Copper and gold mining in Wisconsin is called sulfide mining. The ores contain sulfide which will result in unavoidable toxic waste and water pollution. When sulfide ores are exposed to oxygen, it produces sulfuric acid and heavy metal contaminated runoff. This is inherent to mining and essentially impossible, or economically unfeasible, to prevent or mitigate. ALL MINING OF THESE ORES HAS CREATED LONG LASTING POLLUTION. Mining done by the Romans 2000 years ago is still leaching toxins.
Wisconsin used to have strong mining laws. Wisconsin had a “prove it first” mining law especially targeted at sulfide mining. The law was passed under Republican Governor Thompson in 1998 with overwhelming bipartisan support (29-3 in the Senate and 91-6 in the Assembly). The law required mining companies to prove that a sulfide mine had operated for 10 years (and closed for 10 years) without polluting groundwater and surface waters with acid drainage. Wisconsin was the only state with this requirement which shows how Wisconsin USED to be a leader.
In 20 years, no mining company was able to provide this proof. This CONSERVATIVE (in the true meaning of the word) law errs on the side of protecting Wisconsin’s water. In the absence of proof that mining can be done safely, protecting water must come first. Water IS the most important natural resource.
This common sense requirement, however, does not fit the radical Republican ideology. For them the “free market” and profit overrides all other considerations. In 2017 The Walker administration repealed the “prove it” law. In addition they weakened wetland and groundwater protections, reduced the time DNR regulators had to review mine plans, limited legal challenges to state mining permits, exempt mine companies from fees that cover costs of handling hazardous waste, and reduced the financial liability for mining companies for later clean up costs.
Mining advocates claim the Flambeau mine in Wisconsin proves sulfide mining can be done safely. The mine was an open-pit copper, gold, and silver mine located near Ladysmith. The international company Rio Tinto (former Kennecott Copper) operated a 35-acre open pit mine between 1993 and 1997. The mine produced 181,000 tons of copper, 3.3 million ounces of silver and 334,000 ounces of gold, according Department of Natural Resources records. Today the 181 acre property has been filled in, replanted, and wetlands created. It is open to the public for recreation. This is the last mine of its kind to operate in Wisconsin prior to the “proof it” law passed in 1998.

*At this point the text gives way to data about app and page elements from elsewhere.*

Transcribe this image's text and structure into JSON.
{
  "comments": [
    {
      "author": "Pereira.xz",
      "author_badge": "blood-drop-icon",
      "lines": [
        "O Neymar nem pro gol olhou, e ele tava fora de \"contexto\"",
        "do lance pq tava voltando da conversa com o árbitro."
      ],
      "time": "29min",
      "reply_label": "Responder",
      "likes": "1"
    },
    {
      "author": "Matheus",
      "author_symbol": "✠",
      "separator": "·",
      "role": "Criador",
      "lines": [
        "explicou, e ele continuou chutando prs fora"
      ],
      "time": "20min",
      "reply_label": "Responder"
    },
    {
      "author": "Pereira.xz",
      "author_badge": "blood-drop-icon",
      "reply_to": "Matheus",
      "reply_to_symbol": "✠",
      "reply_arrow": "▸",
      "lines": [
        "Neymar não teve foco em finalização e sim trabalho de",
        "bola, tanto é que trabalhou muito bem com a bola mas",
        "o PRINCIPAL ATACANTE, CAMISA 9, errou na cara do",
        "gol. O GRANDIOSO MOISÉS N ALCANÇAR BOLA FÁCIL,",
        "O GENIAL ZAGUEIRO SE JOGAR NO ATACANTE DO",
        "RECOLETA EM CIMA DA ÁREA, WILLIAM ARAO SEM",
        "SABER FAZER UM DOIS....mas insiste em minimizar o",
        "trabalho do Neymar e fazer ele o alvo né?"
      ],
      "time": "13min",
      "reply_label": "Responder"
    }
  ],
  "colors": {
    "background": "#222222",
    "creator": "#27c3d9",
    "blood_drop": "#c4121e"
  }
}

But although the surface reclamation looks good, environmental groups say surface and ground waters are still being polluted. Groundwater samples indicate high levels of copper, manganese and sulfates. An intermittent stream flowing through the property contains high levels of copper and zinc. In 2014 water samples from the stream did not meet DNR water quality standards. Water treatment to mitigate pollution in the stream currently continues and sampling in 2017 showed that the copper levels continue to exceed the acute toxicity criteria. Twenty years after it closed a final Certificate of Reclamation from the DNR has not been issued.
But hope springs eternal. The gold rush mentality and the hope for an economic savior are strong. Unfortunately “ONLY WHEN THE LAST TREE HAS BEEN CUT AND THE LAST RIVER BEEN POISONED AND THE LAST FISH BEEN CAUGHT WILL WE REALIZE WE CANNOT EAT MONEY.”